Ab Rootliep


Interviewee: Ab Rootliep, born 1928

Interviewer: Frank Heimans,
            for Baulkham Hills Shire Council

Date of Interview: 3 Sept 2001

Transcription: Catherine Sapir, May, 2006

This interview represents the personal recollections, views and opinions of the interviewee

Ab Rootliep is one of the volunteers at the Hills Tourist Information Centre. He arrived from Holland in 1966 to settle in Castle Hill and has become an unofficial, unpaid but not unrecognised tourism ambassador for the Shire.

I retired from my job in 1993 and in the first one or two years we did a bit of travelling but after a couple of years I thought I want to do a bit more, make myself useful and get out of the house a few times a week. In 1996 I was taken on as a volunteer at the Maritime Museum, which I am still doing today. About the same time, I also knew that in Baulkham Hills they were looking for volunteers to man the Tourist Office which is now located in Dural, the tourist Centre in Dural. I was accepted as a volunteer and I have been doing it for a number of years now and enjoy it very much.
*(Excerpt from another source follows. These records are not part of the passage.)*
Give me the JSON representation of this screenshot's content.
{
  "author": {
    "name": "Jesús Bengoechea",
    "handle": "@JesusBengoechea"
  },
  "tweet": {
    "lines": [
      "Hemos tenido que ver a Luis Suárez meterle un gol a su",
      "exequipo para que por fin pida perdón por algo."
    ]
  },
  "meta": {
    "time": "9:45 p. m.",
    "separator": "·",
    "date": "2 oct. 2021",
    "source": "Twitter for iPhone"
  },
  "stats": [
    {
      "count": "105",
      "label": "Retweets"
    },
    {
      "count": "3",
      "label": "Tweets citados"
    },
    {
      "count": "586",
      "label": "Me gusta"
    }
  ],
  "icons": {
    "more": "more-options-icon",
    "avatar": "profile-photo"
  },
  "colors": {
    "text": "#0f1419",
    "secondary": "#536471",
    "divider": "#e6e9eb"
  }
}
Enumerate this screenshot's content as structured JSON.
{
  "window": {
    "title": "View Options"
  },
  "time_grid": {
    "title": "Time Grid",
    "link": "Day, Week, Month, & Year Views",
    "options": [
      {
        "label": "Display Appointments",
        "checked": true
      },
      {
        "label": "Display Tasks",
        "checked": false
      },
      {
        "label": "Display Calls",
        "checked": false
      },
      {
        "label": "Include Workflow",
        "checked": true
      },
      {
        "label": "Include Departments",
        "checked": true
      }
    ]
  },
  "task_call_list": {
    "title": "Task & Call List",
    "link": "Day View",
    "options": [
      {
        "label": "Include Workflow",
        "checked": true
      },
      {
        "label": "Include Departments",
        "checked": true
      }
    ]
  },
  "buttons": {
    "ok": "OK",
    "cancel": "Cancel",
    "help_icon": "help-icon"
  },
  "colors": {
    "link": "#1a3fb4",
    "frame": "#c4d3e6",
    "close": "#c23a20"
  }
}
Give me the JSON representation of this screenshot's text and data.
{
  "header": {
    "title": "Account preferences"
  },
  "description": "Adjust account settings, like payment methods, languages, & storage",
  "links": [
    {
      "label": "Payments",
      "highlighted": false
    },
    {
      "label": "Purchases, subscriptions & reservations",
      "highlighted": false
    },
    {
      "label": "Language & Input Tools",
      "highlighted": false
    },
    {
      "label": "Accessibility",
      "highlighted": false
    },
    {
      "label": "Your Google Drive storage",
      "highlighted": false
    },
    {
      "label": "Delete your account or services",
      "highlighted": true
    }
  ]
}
So can you tell me a little bit about the work that you do at the Tourist Information Centre?

If someone walks in the door and asks me what can we see, what can we do here, can you suggest a few things we should do for walks or for driving around – we do have a few people dropping in who are totally lost and they have to get from here to Windsor but don’t know how to get there. We have the odd overseas visitors, of course, who are passing through and they would like some guidance of where to go, what to see and we have all sorts of questions - people wanting to go to a nice restaurant, we may have some young lady coming in looking for a place for a reception for a wedding, all different things. In addition we also have next door to the Information Centre we have an old historic home called The Pines, Roughley House. That house is open to visitors to go through, with a guide of course, so when I feel that when some of my visitors might be interested in seeing an old Australian home, I usually take them through and they’re quite thrilled to see it all. The gentleman who lives there, he is a direct descendant of the old Roughley family who settled here in the mid 1800’s and he is the last one of the line, so he still lives in that house. He was born there 87 years ago. Delightful man, and he is always very, very pleased to meet people, no matter where they come from. The house dates back, according to the records, to 1856. Clive Roughley's grandfather, he was the first one who came into this district and what Clive has done, he has left it basically as it was when he was still living in it with his family.

What we also do in the summer months, once a month we have an open air Jazz Concert at the house in the garden, so we get also involved in that. We provide the tables and chairs and tea and coffee and people can come there and spend a Sunday afternoon bringing their own picnic lunch and listening to jazz. A very, very pleasant way of passing the time here.

How much of your time is involved in the Visitors Information Centre. How often do you go there?

Well I do it once a week, usually on Saturdays from 10 to 4, six hours. We have a number of volunteers, I’m not sure how many we have now, maybe 12 or so, so the idea is that every day there is a different person looking after the Visitors Centre.

In terms of other volunteering activities that you are involved in, you already told me about the Maritime Museum, but you’ve only sketched on it. Tell me a little bit more in detail what you do there.

I do two jobs. One day a week I am a guide, taking people around on the couple of warships that we have and the second day I work as assistant to the manager of the Welcome Wall which is dedicated to migrants and settlers, anyone at all who came to this country and who would like to have their name recorded on this wall. So I am involved with a lot of the administration of that and I do talk to people over the phone. I just remembered in ’96 and 1997 I worked for two years as a volunteer with the St Johns Ambulance Brigade who had a section which trains volunteers to assist schools with providing assistance to young children in the primary school age with reading skills. We were allocated a child who had difficulty in reading or comprehension and then we, as a volunteer, were placed with that child for an hour a day, maybe two hours on a one to one basis and help the child with improving their reading skills and spelling skills. I enjoyed it when I did it.


Sydney Hills Visitor Information Centre 2006

Of all the time, the days in a week, how many days would you spend on volunteering activities would you say?

I do two days a week at the Museum and one day at the Visitors Centre in Dural, so three days a week I am busy volunteering. I am working with a very nice group of volunteers and we have great fun I think.